Task: From the entries provided below, copy each line that contains the word "JSON".

[Records supplied]

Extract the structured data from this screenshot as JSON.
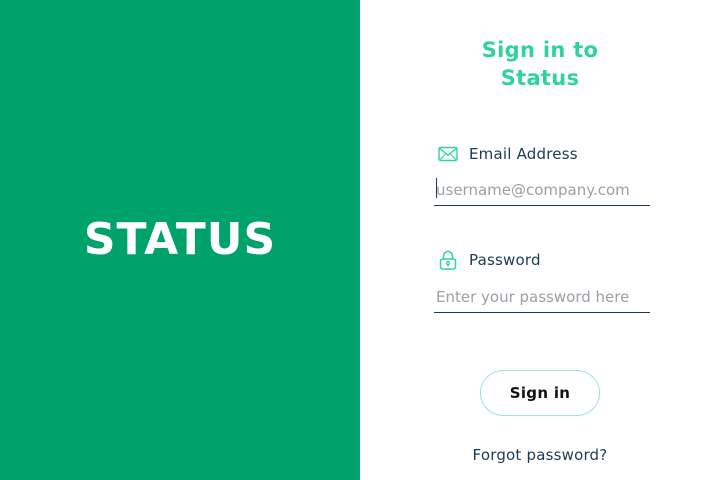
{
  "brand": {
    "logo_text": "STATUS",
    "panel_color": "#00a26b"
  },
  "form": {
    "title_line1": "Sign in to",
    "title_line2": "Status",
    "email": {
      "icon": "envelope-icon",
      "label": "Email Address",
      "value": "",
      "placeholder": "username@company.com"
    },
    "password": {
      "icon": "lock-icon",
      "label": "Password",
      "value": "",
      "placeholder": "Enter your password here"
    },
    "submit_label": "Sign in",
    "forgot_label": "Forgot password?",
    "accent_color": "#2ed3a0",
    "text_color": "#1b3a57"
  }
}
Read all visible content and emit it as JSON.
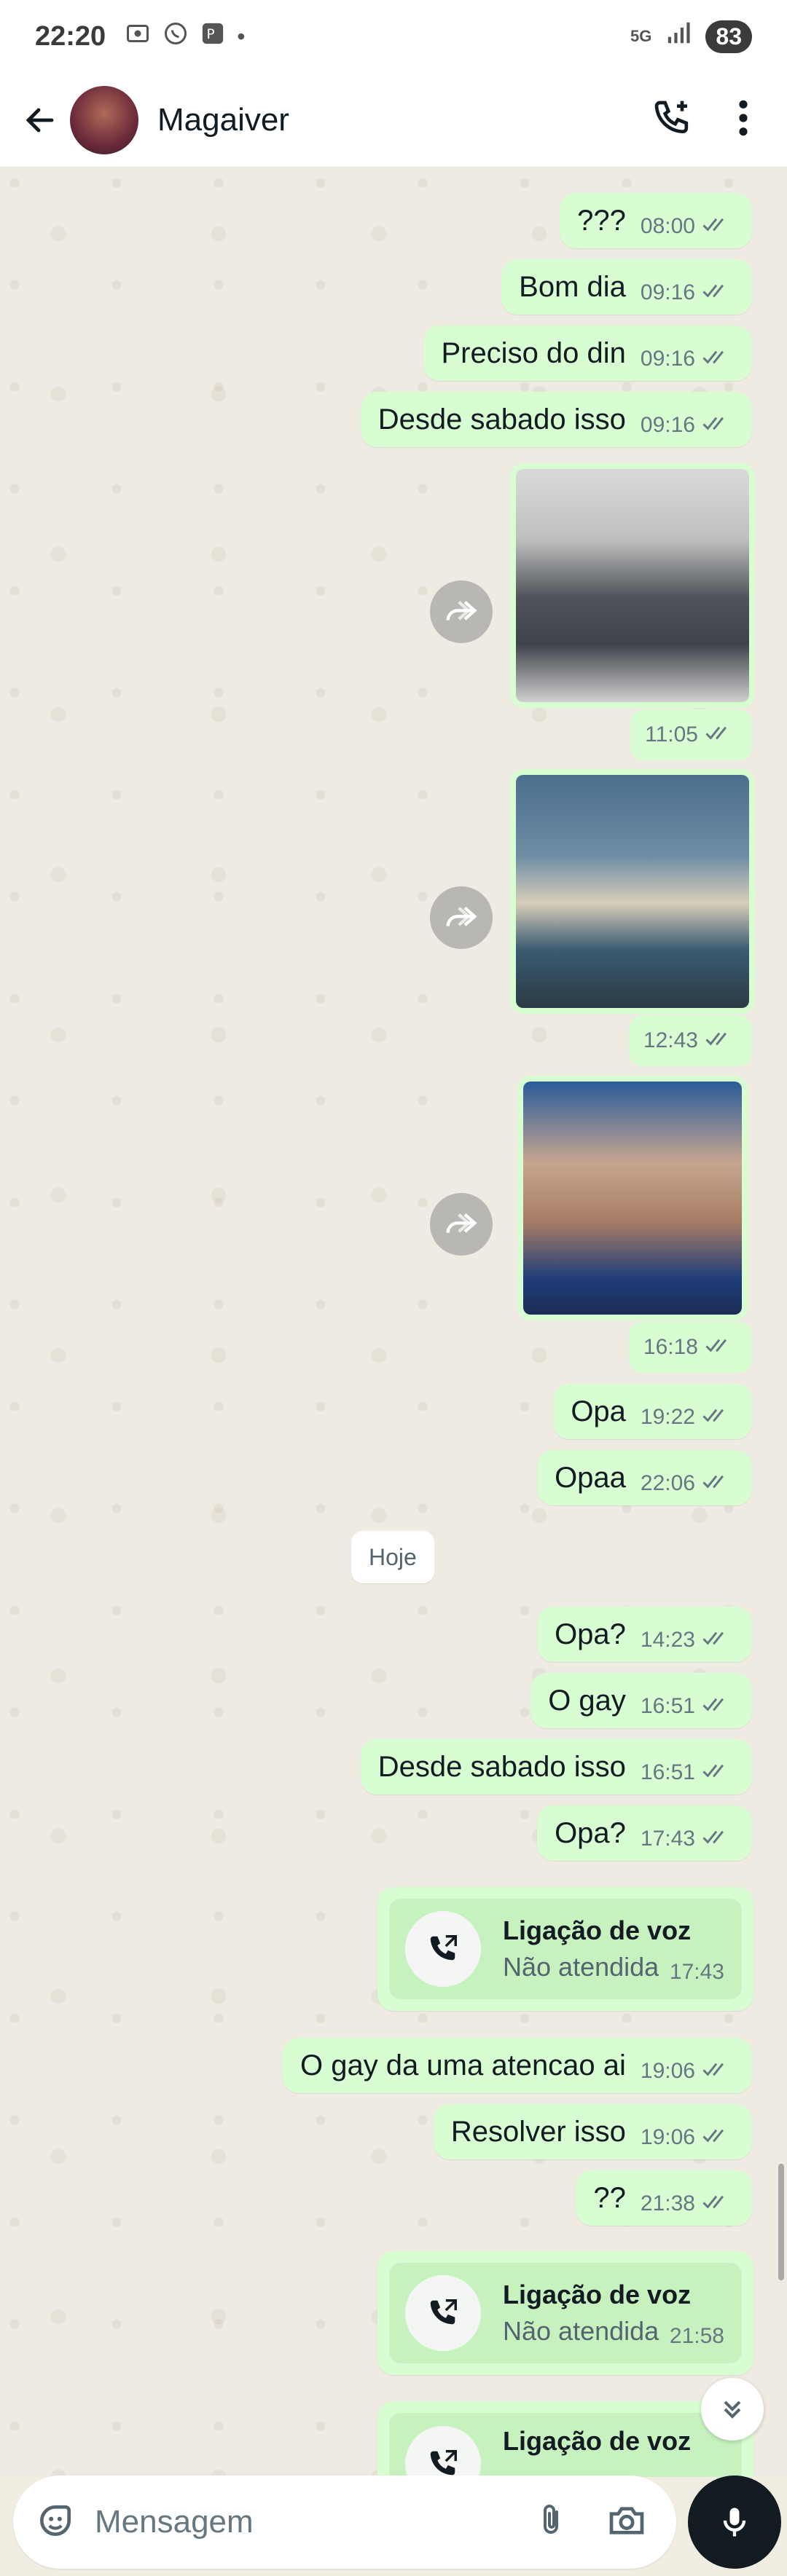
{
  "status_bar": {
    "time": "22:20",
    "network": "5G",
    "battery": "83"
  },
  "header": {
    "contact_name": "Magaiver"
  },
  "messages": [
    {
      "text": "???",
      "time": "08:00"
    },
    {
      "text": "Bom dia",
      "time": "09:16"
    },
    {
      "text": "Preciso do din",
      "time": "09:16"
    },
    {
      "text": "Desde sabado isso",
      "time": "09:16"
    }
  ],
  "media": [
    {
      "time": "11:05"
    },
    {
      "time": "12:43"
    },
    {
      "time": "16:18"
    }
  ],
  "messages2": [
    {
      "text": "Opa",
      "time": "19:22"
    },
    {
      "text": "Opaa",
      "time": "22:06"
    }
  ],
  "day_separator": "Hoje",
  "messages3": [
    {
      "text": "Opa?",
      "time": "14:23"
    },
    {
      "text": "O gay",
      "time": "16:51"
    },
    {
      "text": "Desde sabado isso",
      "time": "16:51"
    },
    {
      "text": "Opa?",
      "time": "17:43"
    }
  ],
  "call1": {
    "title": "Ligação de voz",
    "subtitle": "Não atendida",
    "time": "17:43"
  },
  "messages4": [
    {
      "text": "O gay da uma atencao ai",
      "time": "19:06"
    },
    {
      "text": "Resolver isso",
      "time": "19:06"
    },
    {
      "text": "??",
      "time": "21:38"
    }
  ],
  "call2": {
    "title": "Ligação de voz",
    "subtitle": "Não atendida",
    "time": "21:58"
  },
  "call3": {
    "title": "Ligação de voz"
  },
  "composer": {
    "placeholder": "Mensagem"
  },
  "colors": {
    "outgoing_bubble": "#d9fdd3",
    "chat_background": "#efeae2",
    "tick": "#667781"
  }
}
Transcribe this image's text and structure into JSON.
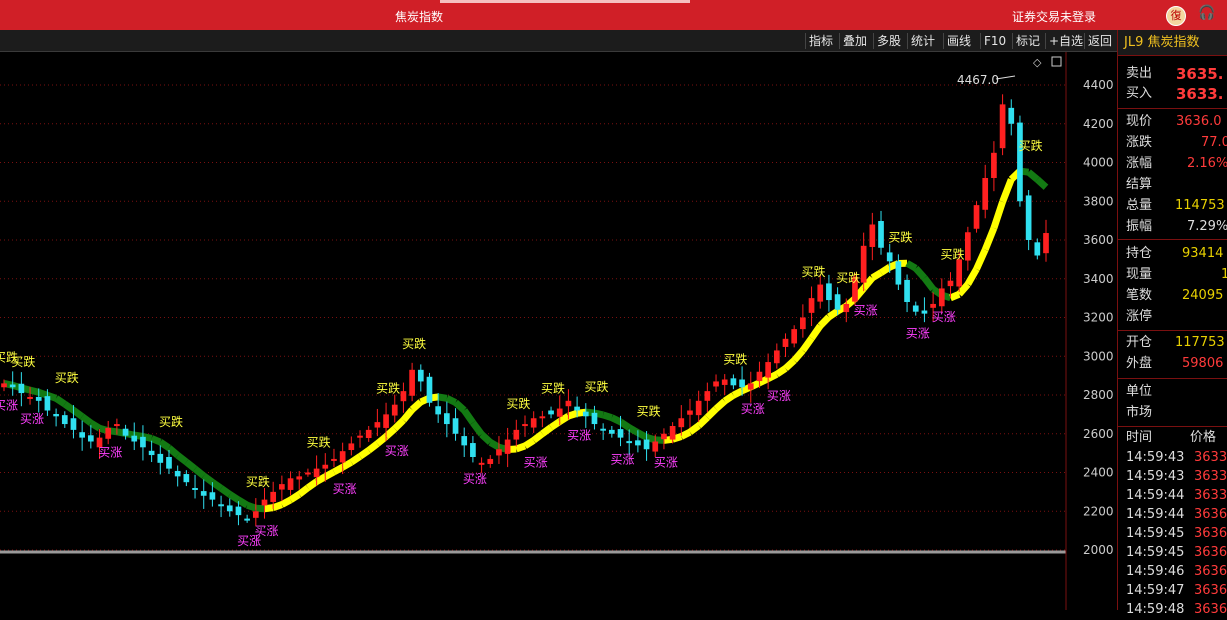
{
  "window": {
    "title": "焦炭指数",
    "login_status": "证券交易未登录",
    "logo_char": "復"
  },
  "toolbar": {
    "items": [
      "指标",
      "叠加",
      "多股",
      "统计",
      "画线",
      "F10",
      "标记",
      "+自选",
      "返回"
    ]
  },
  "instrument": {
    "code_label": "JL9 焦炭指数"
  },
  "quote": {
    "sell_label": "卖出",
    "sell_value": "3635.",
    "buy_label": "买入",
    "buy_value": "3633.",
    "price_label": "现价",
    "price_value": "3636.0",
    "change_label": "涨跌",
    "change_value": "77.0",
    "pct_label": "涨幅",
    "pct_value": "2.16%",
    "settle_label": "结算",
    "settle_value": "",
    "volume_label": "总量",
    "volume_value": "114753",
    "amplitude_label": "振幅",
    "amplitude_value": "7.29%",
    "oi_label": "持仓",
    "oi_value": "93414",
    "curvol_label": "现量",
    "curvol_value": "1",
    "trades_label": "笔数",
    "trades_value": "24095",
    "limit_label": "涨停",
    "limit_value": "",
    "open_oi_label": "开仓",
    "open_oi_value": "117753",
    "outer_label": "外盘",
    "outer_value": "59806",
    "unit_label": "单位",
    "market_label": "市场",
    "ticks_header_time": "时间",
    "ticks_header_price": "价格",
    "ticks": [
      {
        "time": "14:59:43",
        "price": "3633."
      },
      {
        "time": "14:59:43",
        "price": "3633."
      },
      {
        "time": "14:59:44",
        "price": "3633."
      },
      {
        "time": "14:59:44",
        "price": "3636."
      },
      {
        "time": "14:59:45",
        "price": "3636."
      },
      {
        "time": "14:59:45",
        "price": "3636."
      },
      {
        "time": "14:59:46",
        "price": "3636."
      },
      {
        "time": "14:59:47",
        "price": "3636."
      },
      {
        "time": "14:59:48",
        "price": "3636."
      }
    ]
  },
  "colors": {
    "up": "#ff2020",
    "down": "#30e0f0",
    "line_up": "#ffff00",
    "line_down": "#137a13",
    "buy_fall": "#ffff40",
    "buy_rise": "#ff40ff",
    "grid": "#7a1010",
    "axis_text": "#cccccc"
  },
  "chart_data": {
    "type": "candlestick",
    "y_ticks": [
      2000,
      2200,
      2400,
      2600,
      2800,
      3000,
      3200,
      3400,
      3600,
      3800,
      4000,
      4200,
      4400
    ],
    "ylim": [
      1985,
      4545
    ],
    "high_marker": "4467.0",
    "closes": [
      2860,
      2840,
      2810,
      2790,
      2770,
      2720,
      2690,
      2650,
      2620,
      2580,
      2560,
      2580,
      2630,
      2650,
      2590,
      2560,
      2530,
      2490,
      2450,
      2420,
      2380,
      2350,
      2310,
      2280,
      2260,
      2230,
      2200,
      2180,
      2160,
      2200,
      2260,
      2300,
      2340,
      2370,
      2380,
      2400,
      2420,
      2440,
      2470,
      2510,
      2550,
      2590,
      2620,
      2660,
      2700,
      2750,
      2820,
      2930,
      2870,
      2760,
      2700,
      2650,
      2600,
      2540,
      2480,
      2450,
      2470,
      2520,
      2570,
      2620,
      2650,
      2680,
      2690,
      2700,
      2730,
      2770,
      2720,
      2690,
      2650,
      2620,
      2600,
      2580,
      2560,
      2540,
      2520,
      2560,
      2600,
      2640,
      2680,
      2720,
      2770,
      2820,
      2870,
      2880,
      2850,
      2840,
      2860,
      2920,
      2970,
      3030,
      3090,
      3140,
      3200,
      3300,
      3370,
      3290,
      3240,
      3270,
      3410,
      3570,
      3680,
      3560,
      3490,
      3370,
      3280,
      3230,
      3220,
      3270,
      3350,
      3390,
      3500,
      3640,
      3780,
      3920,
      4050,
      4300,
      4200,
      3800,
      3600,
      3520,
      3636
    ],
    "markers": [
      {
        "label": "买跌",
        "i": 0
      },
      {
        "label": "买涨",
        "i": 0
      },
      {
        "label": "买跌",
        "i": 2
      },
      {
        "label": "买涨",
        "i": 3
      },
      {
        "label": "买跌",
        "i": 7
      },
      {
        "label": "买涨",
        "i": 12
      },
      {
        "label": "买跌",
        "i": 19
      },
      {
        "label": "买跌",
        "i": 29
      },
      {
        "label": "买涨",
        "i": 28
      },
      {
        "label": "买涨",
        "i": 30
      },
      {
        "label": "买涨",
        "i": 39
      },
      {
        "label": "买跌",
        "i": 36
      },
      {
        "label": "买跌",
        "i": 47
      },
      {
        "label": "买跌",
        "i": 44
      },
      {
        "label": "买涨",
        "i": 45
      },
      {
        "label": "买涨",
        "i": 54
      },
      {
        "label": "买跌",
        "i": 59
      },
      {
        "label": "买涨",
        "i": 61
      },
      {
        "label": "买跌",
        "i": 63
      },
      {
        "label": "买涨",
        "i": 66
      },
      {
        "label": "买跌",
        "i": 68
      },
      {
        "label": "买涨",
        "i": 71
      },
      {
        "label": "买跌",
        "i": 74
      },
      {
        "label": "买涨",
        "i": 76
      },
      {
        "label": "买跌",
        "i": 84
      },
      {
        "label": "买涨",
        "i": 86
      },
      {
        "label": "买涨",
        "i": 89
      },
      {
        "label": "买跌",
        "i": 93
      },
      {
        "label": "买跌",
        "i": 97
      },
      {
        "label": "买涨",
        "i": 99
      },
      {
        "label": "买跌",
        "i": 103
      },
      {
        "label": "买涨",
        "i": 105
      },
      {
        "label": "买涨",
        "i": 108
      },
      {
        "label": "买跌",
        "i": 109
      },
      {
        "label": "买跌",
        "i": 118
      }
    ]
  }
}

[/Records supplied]

Answer for the task:
Extract the structured data from this screenshot as JSON.
Read all visible content and emit it as JSON.
Transcribe this image's text and structure into JSON.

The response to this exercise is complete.